> [Exercise requirements] In these records, how many lines contain "Debug"? Please reply with the number only.

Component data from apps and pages
*** Begin section ***

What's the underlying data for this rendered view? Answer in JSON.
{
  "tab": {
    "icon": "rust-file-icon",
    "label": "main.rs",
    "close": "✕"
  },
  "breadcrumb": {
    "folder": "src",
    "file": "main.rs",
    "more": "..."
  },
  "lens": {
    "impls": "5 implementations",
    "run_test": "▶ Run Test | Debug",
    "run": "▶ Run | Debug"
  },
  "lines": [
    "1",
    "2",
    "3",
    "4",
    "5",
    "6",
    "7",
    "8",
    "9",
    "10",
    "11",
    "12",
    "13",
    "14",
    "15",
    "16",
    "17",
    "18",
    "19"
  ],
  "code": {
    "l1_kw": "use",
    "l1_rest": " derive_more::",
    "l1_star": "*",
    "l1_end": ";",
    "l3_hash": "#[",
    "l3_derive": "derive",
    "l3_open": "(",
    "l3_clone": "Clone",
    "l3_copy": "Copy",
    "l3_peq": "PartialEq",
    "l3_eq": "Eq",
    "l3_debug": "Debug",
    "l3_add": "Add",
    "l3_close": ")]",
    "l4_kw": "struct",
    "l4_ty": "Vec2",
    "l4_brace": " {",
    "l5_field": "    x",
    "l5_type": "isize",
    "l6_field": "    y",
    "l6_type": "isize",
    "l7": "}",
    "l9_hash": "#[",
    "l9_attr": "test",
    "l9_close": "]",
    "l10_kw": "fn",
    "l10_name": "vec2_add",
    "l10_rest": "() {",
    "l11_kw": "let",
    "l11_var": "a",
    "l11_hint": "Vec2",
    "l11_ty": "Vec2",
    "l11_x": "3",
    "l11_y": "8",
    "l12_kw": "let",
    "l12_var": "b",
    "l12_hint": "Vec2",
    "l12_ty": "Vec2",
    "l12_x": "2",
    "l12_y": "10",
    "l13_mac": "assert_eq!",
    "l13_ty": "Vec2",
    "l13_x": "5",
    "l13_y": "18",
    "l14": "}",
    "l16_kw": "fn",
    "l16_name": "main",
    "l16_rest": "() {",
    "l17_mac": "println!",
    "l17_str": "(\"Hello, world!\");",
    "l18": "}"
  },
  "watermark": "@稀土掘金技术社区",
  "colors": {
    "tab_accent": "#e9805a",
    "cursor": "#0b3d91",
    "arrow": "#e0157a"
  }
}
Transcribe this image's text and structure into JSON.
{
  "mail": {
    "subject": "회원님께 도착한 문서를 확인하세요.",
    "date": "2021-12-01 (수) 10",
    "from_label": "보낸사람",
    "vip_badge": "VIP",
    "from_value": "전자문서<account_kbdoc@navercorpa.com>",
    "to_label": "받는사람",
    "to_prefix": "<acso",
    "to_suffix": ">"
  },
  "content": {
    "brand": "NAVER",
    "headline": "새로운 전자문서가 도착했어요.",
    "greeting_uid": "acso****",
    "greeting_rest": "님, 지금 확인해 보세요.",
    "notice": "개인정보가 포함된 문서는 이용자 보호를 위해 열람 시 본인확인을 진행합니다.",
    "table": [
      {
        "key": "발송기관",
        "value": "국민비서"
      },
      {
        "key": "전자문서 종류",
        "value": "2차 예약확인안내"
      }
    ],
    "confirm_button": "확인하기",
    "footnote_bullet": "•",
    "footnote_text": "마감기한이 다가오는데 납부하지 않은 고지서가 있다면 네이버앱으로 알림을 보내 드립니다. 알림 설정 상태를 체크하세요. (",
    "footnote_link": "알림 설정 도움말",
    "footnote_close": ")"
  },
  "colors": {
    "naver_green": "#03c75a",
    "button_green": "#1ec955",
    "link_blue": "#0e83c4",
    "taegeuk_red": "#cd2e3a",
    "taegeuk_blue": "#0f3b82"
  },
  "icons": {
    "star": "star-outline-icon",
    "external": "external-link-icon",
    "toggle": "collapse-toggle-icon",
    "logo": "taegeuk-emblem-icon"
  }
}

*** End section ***

> [Solution to this task] 3